Welcome to the new Independent website. We hope you enjoy it and we value your feedback. Please contact us here.


Carola Long: Stick to short, tailored or clingy shapes and avoid anything reminiscent of Interview with the Vampire

For years, velvet has been decidedly passé. Only 'Young Musician of the Year' finalists, Goths partial to a frock coat, astrologers and Sloanes of a certain age still cling to the regal fabric. The last time it was 'le dernier cri' in plush chic was the mid-Nineties, as anyone who attempted to follow fashion back then will recall. A crushed velvet bodycon dress with a sweetheart neckline and, a few years later, a pair of bootcut velvet trousers from Morgan which I believed were indistinguishable from Tom Ford's cult pair for Gucci in 1995, were key features of my teenage wardrobe.

What a shame I can no longer squeeze myself into that mini-dress (it must have shrunk in the wash) because there has been something of a velvet revolution this autumn. Both Chloé and Sonia Rykiel showed black velvet, high-waisted, loosely tapered trousers, while the former label even boasted black velvet dungarees with gold chain detailing on the straps. Black might be the most classic choice but jewel colours, as seen at Prada in the form of coats and slashed-front dresses in plum and flame devoré, look particularly striking, as did the strips of fern, gold and violet velvet arranged geometrically on shift dresses at Christopher Kane.

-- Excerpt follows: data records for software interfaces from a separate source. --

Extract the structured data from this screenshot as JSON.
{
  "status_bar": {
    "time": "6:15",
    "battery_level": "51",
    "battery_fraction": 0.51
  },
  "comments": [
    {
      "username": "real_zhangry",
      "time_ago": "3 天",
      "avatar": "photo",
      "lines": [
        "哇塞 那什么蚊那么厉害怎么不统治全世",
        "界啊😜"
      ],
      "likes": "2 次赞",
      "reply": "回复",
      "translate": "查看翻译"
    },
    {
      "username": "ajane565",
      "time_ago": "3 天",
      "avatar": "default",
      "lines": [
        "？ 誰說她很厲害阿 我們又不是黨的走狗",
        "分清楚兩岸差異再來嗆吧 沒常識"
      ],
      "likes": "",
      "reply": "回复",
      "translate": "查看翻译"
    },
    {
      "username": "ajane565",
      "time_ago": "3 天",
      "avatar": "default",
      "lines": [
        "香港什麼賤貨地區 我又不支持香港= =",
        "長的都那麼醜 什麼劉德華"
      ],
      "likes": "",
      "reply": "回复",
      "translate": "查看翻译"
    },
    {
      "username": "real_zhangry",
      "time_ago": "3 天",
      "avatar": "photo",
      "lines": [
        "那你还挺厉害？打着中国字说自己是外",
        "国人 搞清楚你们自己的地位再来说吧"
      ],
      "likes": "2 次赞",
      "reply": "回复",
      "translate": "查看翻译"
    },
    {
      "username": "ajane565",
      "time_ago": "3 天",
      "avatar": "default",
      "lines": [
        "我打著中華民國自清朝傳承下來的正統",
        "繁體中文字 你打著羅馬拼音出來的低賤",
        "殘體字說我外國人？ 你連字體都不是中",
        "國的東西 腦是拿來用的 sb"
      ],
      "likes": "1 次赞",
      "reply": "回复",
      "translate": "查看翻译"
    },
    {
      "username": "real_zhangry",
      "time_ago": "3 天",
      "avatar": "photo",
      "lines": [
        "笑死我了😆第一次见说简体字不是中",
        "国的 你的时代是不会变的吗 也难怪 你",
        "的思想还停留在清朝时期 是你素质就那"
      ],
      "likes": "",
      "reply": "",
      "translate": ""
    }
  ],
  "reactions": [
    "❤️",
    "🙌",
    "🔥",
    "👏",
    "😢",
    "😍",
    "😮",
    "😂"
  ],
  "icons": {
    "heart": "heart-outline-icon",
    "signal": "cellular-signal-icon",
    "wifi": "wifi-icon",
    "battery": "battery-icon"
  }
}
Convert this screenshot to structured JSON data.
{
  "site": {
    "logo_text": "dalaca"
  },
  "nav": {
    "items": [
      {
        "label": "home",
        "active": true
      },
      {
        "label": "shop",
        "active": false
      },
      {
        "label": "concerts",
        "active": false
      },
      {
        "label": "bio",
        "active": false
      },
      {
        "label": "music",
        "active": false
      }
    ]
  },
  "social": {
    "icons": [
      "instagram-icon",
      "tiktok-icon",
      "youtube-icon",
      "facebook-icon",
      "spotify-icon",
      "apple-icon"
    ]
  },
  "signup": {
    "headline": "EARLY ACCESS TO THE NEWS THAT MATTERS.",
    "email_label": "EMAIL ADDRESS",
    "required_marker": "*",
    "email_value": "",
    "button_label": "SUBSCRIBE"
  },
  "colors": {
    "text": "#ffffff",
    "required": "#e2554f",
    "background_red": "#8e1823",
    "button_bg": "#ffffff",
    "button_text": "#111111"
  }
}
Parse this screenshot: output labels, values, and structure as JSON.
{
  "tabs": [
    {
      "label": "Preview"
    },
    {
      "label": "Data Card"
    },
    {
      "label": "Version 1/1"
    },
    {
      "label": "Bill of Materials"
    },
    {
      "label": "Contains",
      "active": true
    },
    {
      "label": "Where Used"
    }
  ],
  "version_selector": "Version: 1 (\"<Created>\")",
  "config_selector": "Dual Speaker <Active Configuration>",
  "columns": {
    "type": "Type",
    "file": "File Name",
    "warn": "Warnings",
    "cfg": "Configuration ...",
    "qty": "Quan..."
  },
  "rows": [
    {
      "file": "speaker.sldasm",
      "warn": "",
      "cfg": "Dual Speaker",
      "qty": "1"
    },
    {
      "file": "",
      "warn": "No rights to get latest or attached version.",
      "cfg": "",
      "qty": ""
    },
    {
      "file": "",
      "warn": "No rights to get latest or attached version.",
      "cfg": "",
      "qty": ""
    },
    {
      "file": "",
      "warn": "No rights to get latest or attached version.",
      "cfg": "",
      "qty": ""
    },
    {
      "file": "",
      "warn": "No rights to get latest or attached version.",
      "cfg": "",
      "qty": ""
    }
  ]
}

The Eighties gave us some more disturbing images of velvet – remember those frumpy dresses worn to balls? However, if you stick to short, tailored or clingy shapes and avoid anything reminiscent of 'Interview with the Vampire' then the tactile textile can look sophisticated and even rather mysterious. On the high street, Asos's jade-green mini-dress with exaggerated shoulders is suitably 'velvet redux'. Avoid the other pitfall of playing it too safe and classic; a black cocktail dress à la Audrey Hepburn is too Glyndebourne. Instead, since separates in statement textures are a more modern party option than dresses, try harem-style trousers – H&M have a black pair with a daringly low crotch – or a playsuit such as Topshop's sweet black velvet version with its long sleeves and little gold studs (right, £95). Wear with flats for a bohemian, subtly sexy look that won't make you look as if you are off to Jeffrey Archer's for some shepherd's pie and champagne.